The woman also told police that her .38 caliber revolver was missing. Investigators believed, based on bullets recovered from Spaulding’s body, that the weapon used in her murder could have been a .38.12) Lewis also had carried a gun because he worked in a strip club, and part of his job was to escort dancers to their cars.13)
Arrest, Arraignment & Release
On August 26, police raided a house in search of Lewis, but missed finding him. Lewis surrendered himself later that day at the headquarters of the D.C. police violent crimes unit. He was charged with second degree murder, and scheduled for arraignment the following day.

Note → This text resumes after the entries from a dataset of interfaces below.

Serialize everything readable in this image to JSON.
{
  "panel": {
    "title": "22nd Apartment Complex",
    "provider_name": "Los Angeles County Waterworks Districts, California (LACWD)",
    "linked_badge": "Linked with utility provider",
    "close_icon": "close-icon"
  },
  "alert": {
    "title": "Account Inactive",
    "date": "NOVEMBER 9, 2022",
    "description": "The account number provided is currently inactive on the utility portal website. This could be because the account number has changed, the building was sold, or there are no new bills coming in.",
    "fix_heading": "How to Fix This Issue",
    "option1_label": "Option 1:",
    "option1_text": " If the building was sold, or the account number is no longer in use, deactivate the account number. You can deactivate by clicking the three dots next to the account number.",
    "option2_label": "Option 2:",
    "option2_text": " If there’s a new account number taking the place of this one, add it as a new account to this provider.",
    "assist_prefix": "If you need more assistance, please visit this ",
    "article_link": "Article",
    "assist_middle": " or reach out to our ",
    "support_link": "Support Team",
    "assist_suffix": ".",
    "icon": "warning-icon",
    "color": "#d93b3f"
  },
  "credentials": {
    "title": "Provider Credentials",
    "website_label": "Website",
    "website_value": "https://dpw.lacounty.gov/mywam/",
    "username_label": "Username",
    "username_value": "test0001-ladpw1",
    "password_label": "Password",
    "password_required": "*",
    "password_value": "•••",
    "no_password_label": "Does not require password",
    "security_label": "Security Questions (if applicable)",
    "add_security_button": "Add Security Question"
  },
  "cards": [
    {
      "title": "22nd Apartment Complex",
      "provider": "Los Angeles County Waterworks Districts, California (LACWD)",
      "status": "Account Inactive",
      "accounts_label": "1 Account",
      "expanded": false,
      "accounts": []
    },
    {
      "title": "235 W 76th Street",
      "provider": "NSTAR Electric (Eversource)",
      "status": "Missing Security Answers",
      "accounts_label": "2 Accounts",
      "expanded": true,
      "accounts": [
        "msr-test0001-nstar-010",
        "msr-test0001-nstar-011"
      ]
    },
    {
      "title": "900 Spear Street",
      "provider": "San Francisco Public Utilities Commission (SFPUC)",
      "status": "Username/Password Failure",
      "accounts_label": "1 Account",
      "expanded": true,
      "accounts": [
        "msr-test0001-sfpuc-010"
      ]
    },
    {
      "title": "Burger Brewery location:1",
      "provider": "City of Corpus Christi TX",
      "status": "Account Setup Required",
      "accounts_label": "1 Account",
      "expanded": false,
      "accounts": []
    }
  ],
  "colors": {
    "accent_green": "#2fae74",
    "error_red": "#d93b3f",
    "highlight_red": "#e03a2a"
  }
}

Police said there was no evidence of premediation, which is required for a first degree murder charge.14) Police also said it was unclear whether prostitution or a sex-related discovery had played a role in Spaulding’s murder.15)
On August 27, over the objections of police and proseutors, a D.C. Superior Court judge ordered Lewis released on his own recognizance to await trial. The judge noted that Lewis had no prior criminal record, was employed at the time of his arrest, and was not a flight risk due to longstanding ties to the community.16)
Plea & Sentencing
On March 26, Lewis pleaded guilty to the lesser charge of voluntary manslaughter while armed, saying that he did not want to inflict any further pain on Spaulding’s family.17) Prosecutors did not allege bias as a motive in Spaulding’s murder, as had been done in Bella Evangelista’s murder. The motive remained undefined until Lewis defense attorney spoke at the hearing. His attorney said that Lewis became angry upon discovering that Spaulsing was transgender, and the two began fighting in the car. Lewis, his attorney said, drew the gun in order to force Spaulding out of the car.
Lewis was sentenced to 10 years in prison. D.C.’s non-mandatory sentencing guidelines called for a sentence of 7 1/2 to 15 years.18)